We all create personal mythologies—stories about our lives, our choices that help rationalize our actions and get us through our days. Same goes for the characters in Masters of Sex—humans grappling with their circumstances in their quest to find contentment and peace. The one speech Virginia’s dad gives to Virginia about her behavior turns out to be the crux of the episode: “We all need stories to tell ourselves.”

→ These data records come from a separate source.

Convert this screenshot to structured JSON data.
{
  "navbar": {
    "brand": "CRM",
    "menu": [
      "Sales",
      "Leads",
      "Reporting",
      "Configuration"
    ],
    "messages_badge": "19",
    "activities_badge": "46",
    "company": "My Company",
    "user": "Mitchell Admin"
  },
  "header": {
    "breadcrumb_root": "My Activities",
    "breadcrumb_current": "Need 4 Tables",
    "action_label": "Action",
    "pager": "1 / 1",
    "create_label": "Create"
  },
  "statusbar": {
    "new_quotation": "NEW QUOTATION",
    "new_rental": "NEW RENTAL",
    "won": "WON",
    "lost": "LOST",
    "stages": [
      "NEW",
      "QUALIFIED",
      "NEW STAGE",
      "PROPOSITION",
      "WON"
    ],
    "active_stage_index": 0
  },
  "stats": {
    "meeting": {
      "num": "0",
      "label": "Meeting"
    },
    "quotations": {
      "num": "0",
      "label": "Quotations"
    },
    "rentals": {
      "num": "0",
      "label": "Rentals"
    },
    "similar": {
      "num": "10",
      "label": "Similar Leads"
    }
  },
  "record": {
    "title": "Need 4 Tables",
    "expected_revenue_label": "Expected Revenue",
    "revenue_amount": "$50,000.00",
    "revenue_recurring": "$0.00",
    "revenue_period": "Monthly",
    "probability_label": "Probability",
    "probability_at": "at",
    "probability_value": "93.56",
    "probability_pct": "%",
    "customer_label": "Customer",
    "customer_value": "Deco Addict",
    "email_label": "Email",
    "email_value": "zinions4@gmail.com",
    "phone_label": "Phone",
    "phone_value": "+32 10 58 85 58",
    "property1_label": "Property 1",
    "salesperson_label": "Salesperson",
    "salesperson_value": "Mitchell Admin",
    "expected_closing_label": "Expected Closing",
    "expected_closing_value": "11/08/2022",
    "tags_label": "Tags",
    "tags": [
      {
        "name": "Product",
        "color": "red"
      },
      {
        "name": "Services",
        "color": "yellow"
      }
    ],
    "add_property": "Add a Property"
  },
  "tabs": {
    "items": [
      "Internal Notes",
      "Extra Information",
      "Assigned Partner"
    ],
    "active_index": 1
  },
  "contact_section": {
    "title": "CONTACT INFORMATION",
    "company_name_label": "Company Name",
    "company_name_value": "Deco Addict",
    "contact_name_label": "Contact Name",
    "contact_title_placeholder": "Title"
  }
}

Libby admits finally to herself, via her brain-damaged friend, that the moment Bill stopped loving her was the moment she deceived him and conceived a child with a doctors’ help, making him a father against his wishes. Just as Bill tries to rationalize with Virginia that their relationship is more than something that was conceived in a lab, that it would carry the same weight if it evolved through a traditional courtship of dinners and roses. Those relationship complexities are revealed through the dysfunctional celebrity couple—the fictional Joe DiMaggio, Marilyn Monroe “It” pair—that come to Masters and Johnson seeking to fix their relationship, which has fallen apart due to infidelity on his part and, therefore, frigidity on hers. Whether or not this is a new formula or not for Masters of Sex, with the couple seeking help from the doctors, being the catalyst for a theme for the show to explore, I like it. It gives the show a framework, while allowing the writers to delve deeper into these characters’ psyches. Let’s get to examining where are favorite sex researchers are going this week.

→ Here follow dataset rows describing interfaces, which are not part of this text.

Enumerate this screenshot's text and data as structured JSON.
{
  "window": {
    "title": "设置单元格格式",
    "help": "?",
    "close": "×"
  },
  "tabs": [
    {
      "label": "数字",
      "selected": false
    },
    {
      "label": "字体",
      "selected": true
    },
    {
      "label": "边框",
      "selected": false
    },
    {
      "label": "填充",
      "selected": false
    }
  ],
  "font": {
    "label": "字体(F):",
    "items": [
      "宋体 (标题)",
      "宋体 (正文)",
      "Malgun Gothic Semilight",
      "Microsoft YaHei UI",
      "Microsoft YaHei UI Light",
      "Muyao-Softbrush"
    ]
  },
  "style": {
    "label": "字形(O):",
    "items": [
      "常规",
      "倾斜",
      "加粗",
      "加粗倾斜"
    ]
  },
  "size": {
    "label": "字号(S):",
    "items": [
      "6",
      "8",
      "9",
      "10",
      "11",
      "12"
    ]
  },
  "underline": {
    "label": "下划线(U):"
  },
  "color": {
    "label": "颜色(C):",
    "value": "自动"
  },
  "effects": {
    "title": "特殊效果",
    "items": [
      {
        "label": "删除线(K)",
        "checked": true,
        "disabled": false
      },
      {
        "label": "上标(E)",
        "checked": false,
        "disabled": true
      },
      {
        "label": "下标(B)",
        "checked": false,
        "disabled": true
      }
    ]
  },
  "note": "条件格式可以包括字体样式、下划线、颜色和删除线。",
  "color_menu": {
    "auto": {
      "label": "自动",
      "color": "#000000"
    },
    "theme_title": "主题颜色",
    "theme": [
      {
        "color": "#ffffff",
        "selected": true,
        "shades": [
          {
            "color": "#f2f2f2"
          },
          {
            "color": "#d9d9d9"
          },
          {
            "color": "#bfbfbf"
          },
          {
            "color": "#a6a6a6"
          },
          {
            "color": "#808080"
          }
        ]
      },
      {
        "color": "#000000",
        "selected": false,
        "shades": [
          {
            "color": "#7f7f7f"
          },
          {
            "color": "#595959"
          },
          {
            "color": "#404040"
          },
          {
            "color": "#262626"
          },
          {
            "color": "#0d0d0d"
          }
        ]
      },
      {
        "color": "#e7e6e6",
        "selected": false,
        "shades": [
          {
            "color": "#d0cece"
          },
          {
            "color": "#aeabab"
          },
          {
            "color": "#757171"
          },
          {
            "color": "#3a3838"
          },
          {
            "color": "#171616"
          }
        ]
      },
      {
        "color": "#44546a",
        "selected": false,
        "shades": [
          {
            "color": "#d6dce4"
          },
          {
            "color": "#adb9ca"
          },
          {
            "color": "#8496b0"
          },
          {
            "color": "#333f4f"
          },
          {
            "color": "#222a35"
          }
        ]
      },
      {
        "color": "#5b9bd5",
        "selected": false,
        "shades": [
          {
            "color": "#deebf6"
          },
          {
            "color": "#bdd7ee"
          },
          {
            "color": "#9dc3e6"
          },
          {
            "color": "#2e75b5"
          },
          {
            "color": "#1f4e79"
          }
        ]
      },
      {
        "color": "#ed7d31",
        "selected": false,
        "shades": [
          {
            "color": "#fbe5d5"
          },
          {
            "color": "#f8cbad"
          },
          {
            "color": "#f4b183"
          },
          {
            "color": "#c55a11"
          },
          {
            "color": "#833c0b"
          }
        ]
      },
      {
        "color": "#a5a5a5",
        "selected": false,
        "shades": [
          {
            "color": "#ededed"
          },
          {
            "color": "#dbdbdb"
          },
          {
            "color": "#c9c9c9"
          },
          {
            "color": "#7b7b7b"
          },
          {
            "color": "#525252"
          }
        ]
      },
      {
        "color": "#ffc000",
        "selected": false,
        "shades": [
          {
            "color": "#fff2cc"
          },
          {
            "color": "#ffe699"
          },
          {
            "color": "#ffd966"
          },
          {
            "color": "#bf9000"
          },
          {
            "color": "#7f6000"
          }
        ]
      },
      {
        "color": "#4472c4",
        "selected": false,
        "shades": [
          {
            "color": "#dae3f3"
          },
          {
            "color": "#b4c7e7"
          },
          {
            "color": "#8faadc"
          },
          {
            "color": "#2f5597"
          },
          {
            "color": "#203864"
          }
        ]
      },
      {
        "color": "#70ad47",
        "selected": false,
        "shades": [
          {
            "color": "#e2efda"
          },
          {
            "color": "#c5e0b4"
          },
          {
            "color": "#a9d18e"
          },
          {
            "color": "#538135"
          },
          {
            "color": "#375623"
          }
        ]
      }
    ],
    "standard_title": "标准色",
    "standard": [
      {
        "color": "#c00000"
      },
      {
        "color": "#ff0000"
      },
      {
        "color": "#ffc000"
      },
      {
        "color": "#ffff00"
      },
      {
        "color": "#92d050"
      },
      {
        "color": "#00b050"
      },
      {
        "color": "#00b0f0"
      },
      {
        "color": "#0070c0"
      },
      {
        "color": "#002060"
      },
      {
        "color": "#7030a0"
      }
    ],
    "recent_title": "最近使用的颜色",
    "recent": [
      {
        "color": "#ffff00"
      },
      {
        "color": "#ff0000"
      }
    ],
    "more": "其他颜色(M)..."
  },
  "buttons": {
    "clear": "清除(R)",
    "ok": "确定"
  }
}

To me Lizzy Caplan’s character remains the most inscrutable. She is clearly very challenged by the presence of her mother—a woman who can’t seem to just appreciate her daughter for who she is and is constantly trying to change her. The fact that she sets Virginia up on a “date” with Bill in her own home under the guise of taking three-month-old baby Lisa to get ice cream proves to be the last straw in this tension-filled relationship. And it’s happening as Virginia pulls further away from Bill, realizing perhaps that this very flawed man will never be able to give her what she wants and needs. Even his efforts to book a proper hotel room for the two of them go askew when the man at the front desk recognizes the increasingly famous Masters & Johnson and they can no longer continue their challenged romance under a pseudonym. Retreating to their lab is about as unromantic as it can get—a reminder to Virginia that their relationship was created by work, not by a natural attraction that was impossible to resist.

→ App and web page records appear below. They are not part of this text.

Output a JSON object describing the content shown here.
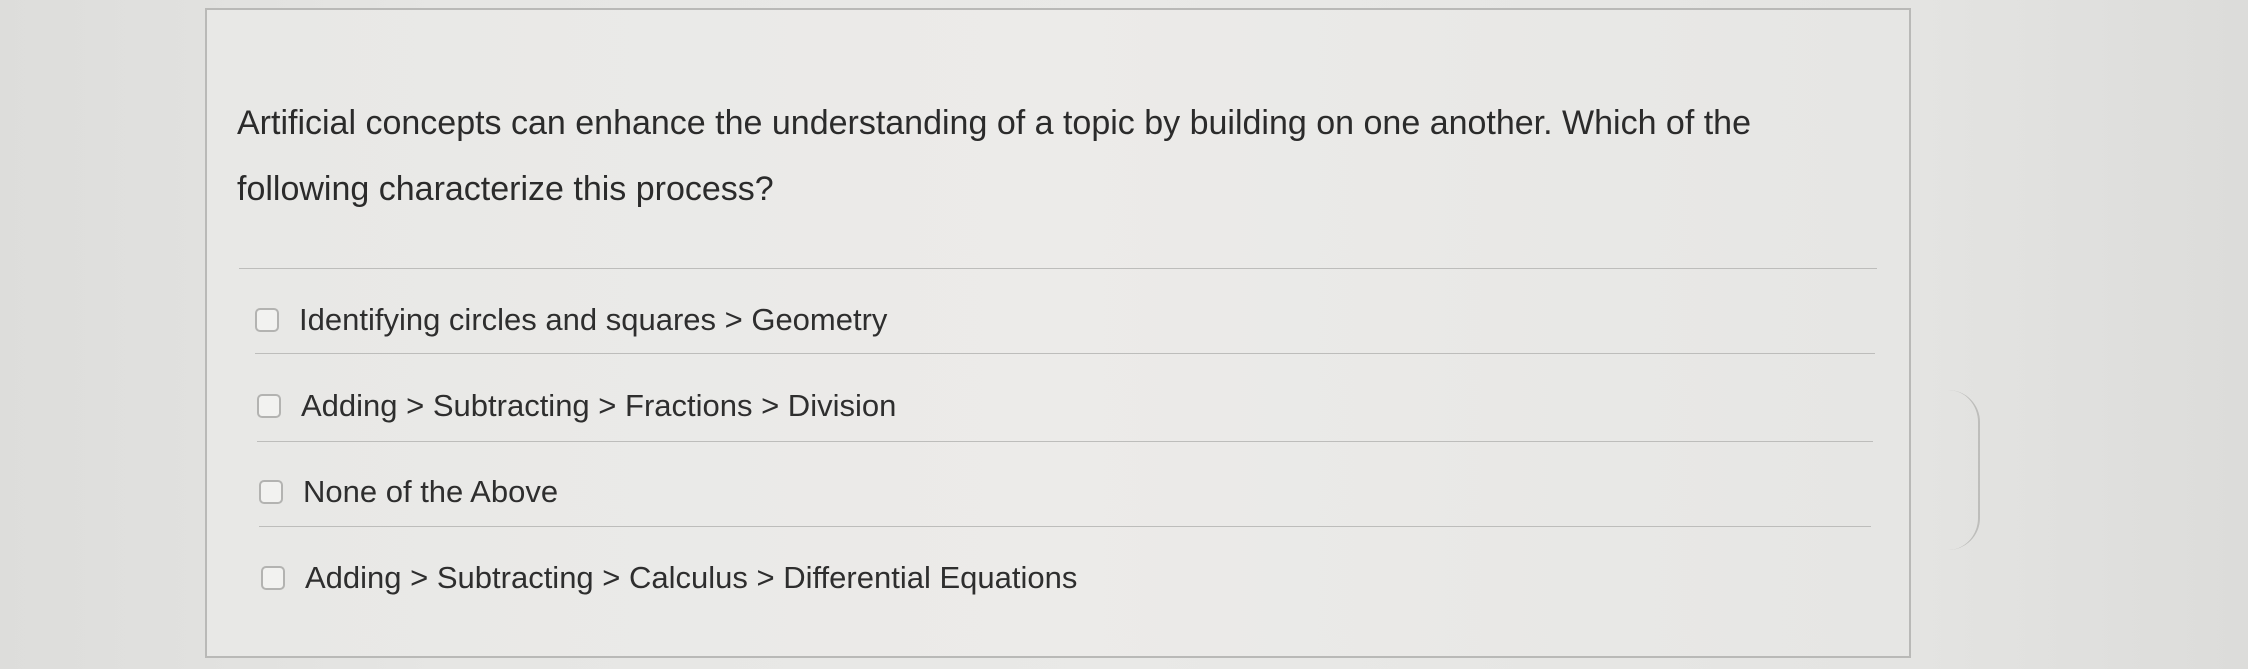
{
  "question": {
    "text": "Artificial concepts can enhance the understanding of a topic by building on one another. Which of the following characterize this process?"
  },
  "options": [
    {
      "label": "Identifying circles and squares > Geometry",
      "checked": false
    },
    {
      "label": "Adding > Subtracting > Fractions > Division",
      "checked": false
    },
    {
      "label": "None of the Above",
      "checked": false
    },
    {
      "label": "Adding > Subtracting > Calculus > Differential Equations",
      "checked": false
    }
  ]
}
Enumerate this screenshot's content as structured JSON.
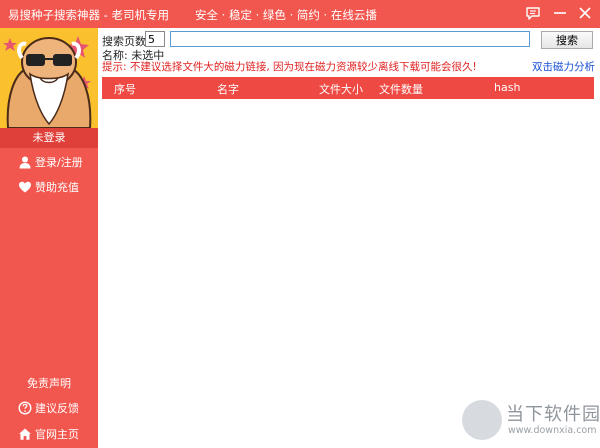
{
  "titlebar": {
    "app_title": "易搜种子搜索神器  -  老司机专用",
    "slogan": "安全 · 稳定 · 绿色 · 简约 · 在线云播"
  },
  "sidebar": {
    "login_status": "未登录",
    "login_register": "登录/注册",
    "donate": "赞助充值",
    "disclaimer": "免责声明",
    "feedback": "建议反馈",
    "homepage": "官网主页"
  },
  "search": {
    "pages_label": "搜索页数:",
    "pages_value": "5",
    "query_value": "",
    "button_label": "搜索"
  },
  "info": {
    "name_line": "名称: 未选中",
    "tip": "提示: 不建议选择文件大的磁力链接, 因为现在磁力资源较少离线下载可能会很久!",
    "analyze_link": "双击磁力分析"
  },
  "table": {
    "columns": [
      "序号",
      "名字",
      "文件大小",
      "文件数量",
      "hash"
    ]
  },
  "watermark": {
    "main": "当下软件园",
    "sub": "www.downxia.com"
  },
  "colors": {
    "accent": "#f2574f",
    "header": "#ee4a43",
    "tip": "#e02020",
    "link": "#1a4fd6"
  },
  "icons": {
    "message": "message-icon",
    "minimize": "minimize-icon",
    "close": "close-icon",
    "user": "user-icon",
    "heart": "heart-icon",
    "question": "question-icon",
    "home": "home-icon"
  }
}
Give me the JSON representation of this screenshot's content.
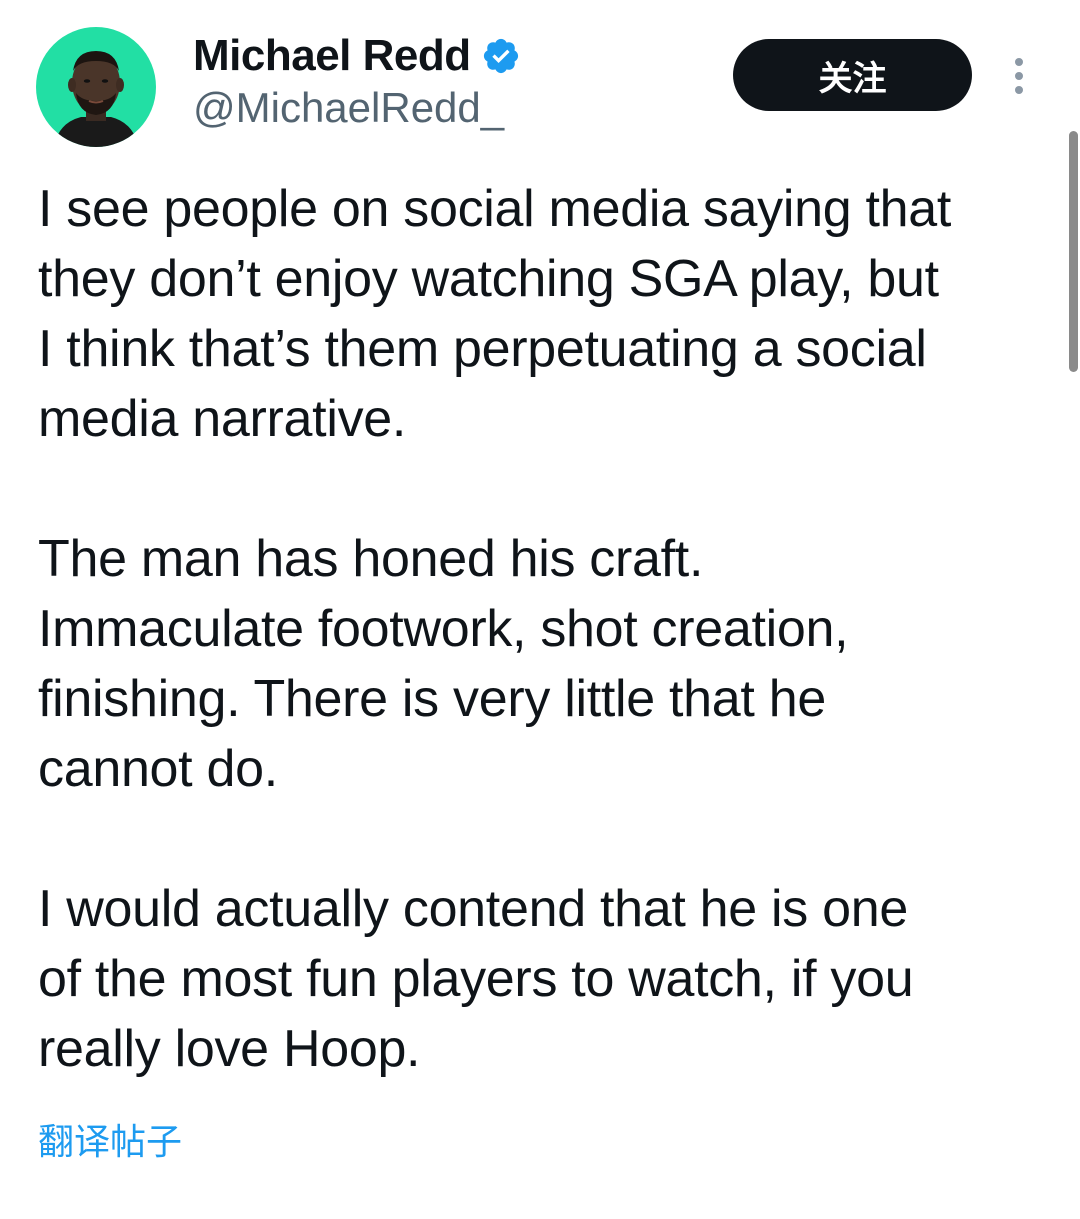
{
  "author": {
    "display_name": "Michael Redd",
    "handle": "@MichaelRedd_",
    "avatar_bg": "#22dfa4",
    "verified_color": "#1d9bf0"
  },
  "header": {
    "follow_label": "关注",
    "more_icon": "more-vertical-icon"
  },
  "tweet": {
    "paragraphs": [
      "I see people on social media saying that\nthey don’t enjoy watching SGA play, but\nI think that’s them perpetuating a social\nmedia narrative.",
      "The man has honed his craft.\nImmaculate footwork, shot creation,\nfinishing. There is very little that he\ncannot do.",
      "I would actually contend that he is one\nof the most fun players to watch, if you\nreally love Hoop."
    ],
    "translate_label": "翻译帖子"
  },
  "colors": {
    "text": "#0f1419",
    "secondary": "#536471",
    "link": "#1d9bf0"
  }
}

This all happens while Virginia and Josh Charles’ character, Dan Logan, continue their study of scents, this time turning to pheromones as a possible solution to finding his love potion. Lester sweats, women smell him, and their body chemistry changes are recorded. Logan clearly wants to court Virginia properly—but when she suddenly sleeps with him, it’s unclear why. Does she feels she doesn’t deserve the proper courting he wants to give her? Is she really into him? Or is she just trying on another story while she decides whether or not she wants to keep things going with Bill?
Virginia does finally call her mother out on her behavior. It’s an impassioned scene where she loses it after seeing her daughter Tessa start conforming to her grandmother’s wishes via a ridiculous beehive hairdo. Tessa feels like her mother finally has her back and won’t allow the manipulative grandma to turn Tessa into a version of herself “that she will come to loathe.” It’s a striking moment for Tessa and Virginia, only to be undone when Virginia comes home from her tryst with Logan. Tessa is about to share her published essay with her mother—an essay I sure wanted to read—when Tessa sees her mother’s mis-buttoned blouse and realizes her mother has once again put a man before her. She drops the essay, unbeknownst to Virginia, in the trash and goes upstairs, the moment of intimacy lost.
NEXT: Bill tries his hand at football coaching